◆ **Task to carry out**
Take the listing below and write it out again exactly, skipping any picture that it holds.

◆ **Records to process**
┌──
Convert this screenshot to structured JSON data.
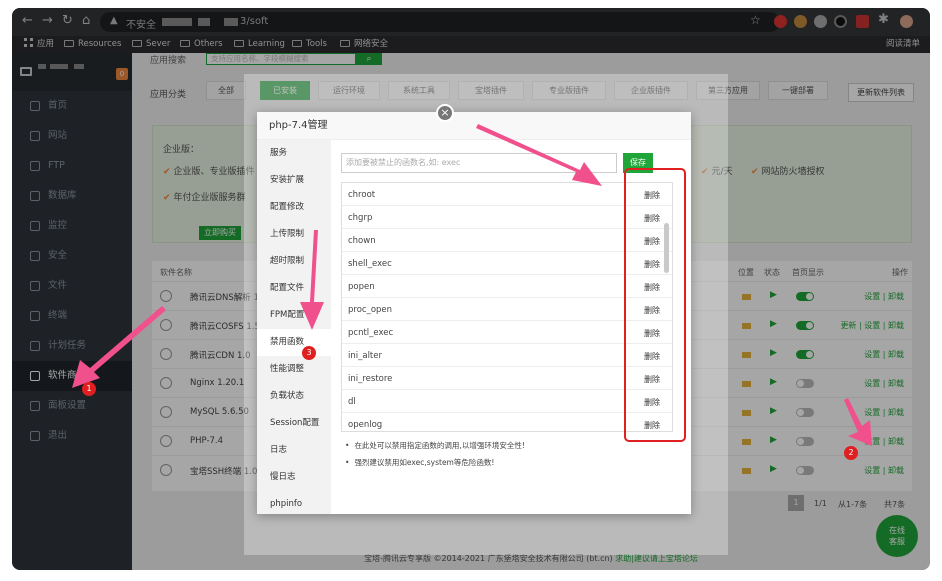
{
  "browser": {
    "insecure_label": "不安全",
    "url_path": "3/soft",
    "bookmarks": [
      {
        "label": "应用"
      },
      {
        "label": "Resources"
      },
      {
        "label": "Sever"
      },
      {
        "label": "Others"
      },
      {
        "label": "Learning"
      },
      {
        "label": "Tools"
      },
      {
        "label": "网络安全"
      }
    ],
    "reading_list": "阅读清单"
  },
  "sidebar": {
    "badge": "0",
    "items": [
      {
        "label": "首页"
      },
      {
        "label": "网站"
      },
      {
        "label": "FTP"
      },
      {
        "label": "数据库"
      },
      {
        "label": "监控"
      },
      {
        "label": "安全"
      },
      {
        "label": "文件"
      },
      {
        "label": "终端"
      },
      {
        "label": "计划任务"
      },
      {
        "label": "软件商店"
      },
      {
        "label": "面板设置"
      },
      {
        "label": "退出"
      }
    ]
  },
  "store": {
    "search_label": "应用搜索",
    "search_placeholder": "支持应用名称、字段模糊搜索",
    "category_label": "应用分类",
    "categories": [
      "全部",
      "已安装",
      "运行环境",
      "系统工具",
      "宝塔插件",
      "专业版插件",
      "企业版插件",
      "第三方应用",
      "一键部署"
    ],
    "refresh": "更新软件列表",
    "enterprise": {
      "title": "企业版：",
      "line1": "企业版、专业版插件",
      "line2": "年付企业版服务群",
      "right1": "元/天",
      "right2": "网站防火墙授权",
      "buy": "立即购买"
    },
    "table": {
      "headers": {
        "name": "软件名称",
        "loc": "位置",
        "status": "状态",
        "home": "首页显示",
        "ops": "操作"
      },
      "rows": [
        {
          "name": "腾讯云DNS解析 1.0",
          "home_on": true,
          "ops": "设置 | 卸载"
        },
        {
          "name": "腾讯云COSFS 1.5",
          "home_on": true,
          "ops": "更新 | 设置 | 卸载"
        },
        {
          "name": "腾讯云CDN 1.0",
          "home_on": true,
          "ops": "设置 | 卸载"
        },
        {
          "name": "Nginx 1.20.1",
          "home_on": false,
          "ops": "设置 | 卸载"
        },
        {
          "name": "MySQL 5.6.50",
          "home_on": false,
          "ops": "设置 | 卸载"
        },
        {
          "name": "PHP-7.4",
          "home_on": false,
          "ops": "设置 | 卸载"
        },
        {
          "name": "宝塔SSH终端 1.0",
          "home_on": false,
          "ops": "设置 | 卸载"
        }
      ]
    },
    "pager": {
      "page": "1",
      "pages": "1/1",
      "range": "从1-7条",
      "total": "共7条"
    },
    "footer_text": "宝塔-腾讯云专享版 ©2014-2021 广东堡塔安全技术有限公司 (bt.cn)",
    "footer_link": "求助|建议请上宝塔论坛",
    "chat": [
      "在线",
      "客服"
    ]
  },
  "dialog": {
    "title": "php-7.4管理",
    "close": "×",
    "menu": [
      "服务",
      "安装扩展",
      "配置修改",
      "上传限制",
      "超时限制",
      "配置文件",
      "FPM配置",
      "禁用函数",
      "性能调整",
      "负载状态",
      "Session配置",
      "日志",
      "慢日志",
      "phpinfo"
    ],
    "active_menu": 7,
    "input_placeholder": "添加要被禁止的函数名,如: exec",
    "save": "保存",
    "delete_label": "删除",
    "functions": [
      "chroot",
      "chgrp",
      "chown",
      "shell_exec",
      "popen",
      "proc_open",
      "pcntl_exec",
      "ini_alter",
      "ini_restore",
      "dl",
      "openlog"
    ],
    "notes": [
      "在此处可以禁用指定函数的调用,以增强环境安全性!",
      "强烈建议禁用如exec,system等危险函数!"
    ]
  },
  "annotations": {
    "steps": [
      "1",
      "2",
      "3"
    ],
    "color": "#e02020"
  }
}
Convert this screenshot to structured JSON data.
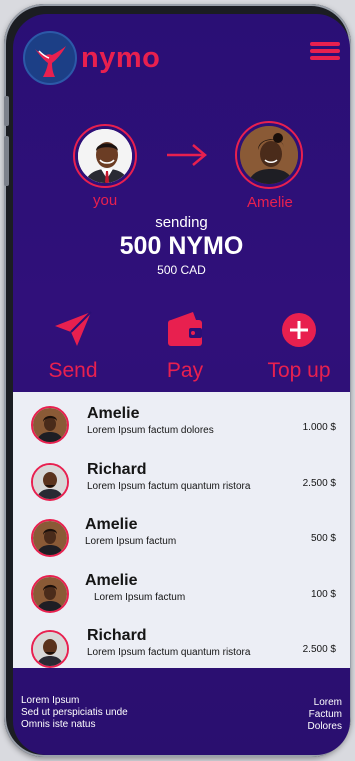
{
  "app": {
    "brand": "nymo",
    "accent": "#e8204f",
    "bg": "#2a0f75"
  },
  "header": {
    "logo_icon": "whale-tail-icon",
    "menu_icon": "hamburger-menu-icon"
  },
  "transfer": {
    "from_label": "you",
    "to_label": "Amelie",
    "status": "sending",
    "amount": "500 NYMO",
    "amount_fiat": "500 CAD",
    "arrow_icon": "arrow-right-icon"
  },
  "actions": [
    {
      "label": "Send",
      "icon": "paper-plane-icon"
    },
    {
      "label": "Pay",
      "icon": "wallet-icon"
    },
    {
      "label": "Top up",
      "icon": "plus-circle-icon"
    }
  ],
  "transactions": [
    {
      "name": "Amelie",
      "desc": "Lorem Ipsum factum  dolores",
      "amount": "1.000 $"
    },
    {
      "name": "Richard",
      "desc": "Lorem Ipsum factum quantum ristora",
      "amount": "2.500 $"
    },
    {
      "name": "Amelie",
      "desc": "Lorem Ipsum factum",
      "amount": "500 $"
    },
    {
      "name": "Amelie",
      "desc": "Lorem Ipsum factum",
      "amount": "100 $"
    },
    {
      "name": "Richard",
      "desc": "Lorem Ipsum factum quantum ristora",
      "amount": "2.500 $"
    }
  ],
  "footer": {
    "left": [
      "Lorem Ipsum",
      "Sed ut perspiciatis unde",
      "Omnis iste natus"
    ],
    "right": [
      "Lorem",
      "Factum",
      "Dolores"
    ]
  }
}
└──
◆ **Your solution**
Convert this screenshot to structured JSON data.
{
  "browser": {
    "insecure_label": "不安全",
    "url_path": "3/soft",
    "bookmarks": [
      {
        "label": "应用"
      },
      {
        "label": "Resources"
      },
      {
        "label": "Sever"
      },
      {
        "label": "Others"
      },
      {
        "label": "Learning"
      },
      {
        "label": "Tools"
      },
      {
        "label": "网络安全"
      }
    ],
    "reading_list": "阅读清单"
  },
  "sidebar": {
    "badge": "0",
    "items": [
      {
        "label": "首页"
      },
      {
        "label": "网站"
      },
      {
        "label": "FTP"
      },
      {
        "label": "数据库"
      },
      {
        "label": "监控"
      },
      {
        "label": "安全"
      },
      {
        "label": "文件"
      },
      {
        "label": "终端"
      },
      {
        "label": "计划任务"
      },
      {
        "label": "软件商店"
      },
      {
        "label": "面板设置"
      },
      {
        "label": "退出"
      }
    ]
  },
  "store": {
    "search_label": "应用搜索",
    "search_placeholder": "支持应用名称、字段模糊搜索",
    "category_label": "应用分类",
    "categories": [
      "全部",
      "已安装",
      "运行环境",
      "系统工具",
      "宝塔插件",
      "专业版插件",
      "企业版插件",
      "第三方应用",
      "一键部署"
    ],
    "refresh": "更新软件列表",
    "enterprise": {
      "title": "企业版：",
      "line1": "企业版、专业版插件",
      "line2": "年付企业版服务群",
      "right1": "元/天",
      "right2": "网站防火墙授权",
      "buy": "立即购买"
    },
    "table": {
      "headers": {
        "name": "软件名称",
        "loc": "位置",
        "status": "状态",
        "home": "首页显示",
        "ops": "操作"
      },
      "rows": [
        {
          "name": "腾讯云DNS解析 1.0",
          "home_on": true,
          "ops": "设置 | 卸载"
        },
        {
          "name": "腾讯云COSFS 1.5",
          "home_on": true,
          "ops": "更新 | 设置 | 卸载"
        },
        {
          "name": "腾讯云CDN 1.0",
          "home_on": true,
          "ops": "设置 | 卸载"
        },
        {
          "name": "Nginx 1.20.1",
          "home_on": false,
          "ops": "设置 | 卸载"
        },
        {
          "name": "MySQL 5.6.50",
          "home_on": false,
          "ops": "设置 | 卸载"
        },
        {
          "name": "PHP-7.4",
          "home_on": false,
          "ops": "设置 | 卸载"
        },
        {
          "name": "宝塔SSH终端 1.0",
          "home_on": false,
          "ops": "设置 | 卸载"
        }
      ]
    },
    "pager": {
      "page": "1",
      "pages": "1/1",
      "range": "从1-7条",
      "total": "共7条"
    },
    "footer_text": "宝塔-腾讯云专享版 ©2014-2021 广东堡塔安全技术有限公司 (bt.cn)",
    "footer_link": "求助|建议请上宝塔论坛",
    "chat": [
      "在线",
      "客服"
    ]
  },
  "dialog": {
    "title": "php-7.4管理",
    "close": "×",
    "menu": [
      "服务",
      "安装扩展",
      "配置修改",
      "上传限制",
      "超时限制",
      "配置文件",
      "FPM配置",
      "禁用函数",
      "性能调整",
      "负载状态",
      "Session配置",
      "日志",
      "慢日志",
      "phpinfo"
    ],
    "active_menu": 7,
    "input_placeholder": "添加要被禁止的函数名,如: exec",
    "save": "保存",
    "delete_label": "删除",
    "functions": [
      "chroot",
      "chgrp",
      "chown",
      "shell_exec",
      "popen",
      "proc_open",
      "pcntl_exec",
      "ini_alter",
      "ini_restore",
      "dl",
      "openlog"
    ],
    "notes": [
      "在此处可以禁用指定函数的调用,以增强环境安全性!",
      "强烈建议禁用如exec,system等危险函数!"
    ]
  },
  "annotations": {
    "steps": [
      "1",
      "2",
      "3"
    ],
    "color": "#e02020"
  }
}
Convert this screenshot to structured JSON data.
{
  "app": {
    "brand": "nymo",
    "accent": "#e8204f",
    "bg": "#2a0f75"
  },
  "header": {
    "logo_icon": "whale-tail-icon",
    "menu_icon": "hamburger-menu-icon"
  },
  "transfer": {
    "from_label": "you",
    "to_label": "Amelie",
    "status": "sending",
    "amount": "500 NYMO",
    "amount_fiat": "500 CAD",
    "arrow_icon": "arrow-right-icon"
  },
  "actions": [
    {
      "label": "Send",
      "icon": "paper-plane-icon"
    },
    {
      "label": "Pay",
      "icon": "wallet-icon"
    },
    {
      "label": "Top up",
      "icon": "plus-circle-icon"
    }
  ],
  "transactions": [
    {
      "name": "Amelie",
      "desc": "Lorem Ipsum factum  dolores",
      "amount": "1.000 $"
    },
    {
      "name": "Richard",
      "desc": "Lorem Ipsum factum quantum ristora",
      "amount": "2.500 $"
    },
    {
      "name": "Amelie",
      "desc": "Lorem Ipsum factum",
      "amount": "500 $"
    },
    {
      "name": "Amelie",
      "desc": "Lorem Ipsum factum",
      "amount": "100 $"
    },
    {
      "name": "Richard",
      "desc": "Lorem Ipsum factum quantum ristora",
      "amount": "2.500 $"
    }
  ],
  "footer": {
    "left": [
      "Lorem Ipsum",
      "Sed ut perspiciatis unde",
      "Omnis iste natus"
    ],
    "right": [
      "Lorem",
      "Factum",
      "Dolores"
    ]
  }
}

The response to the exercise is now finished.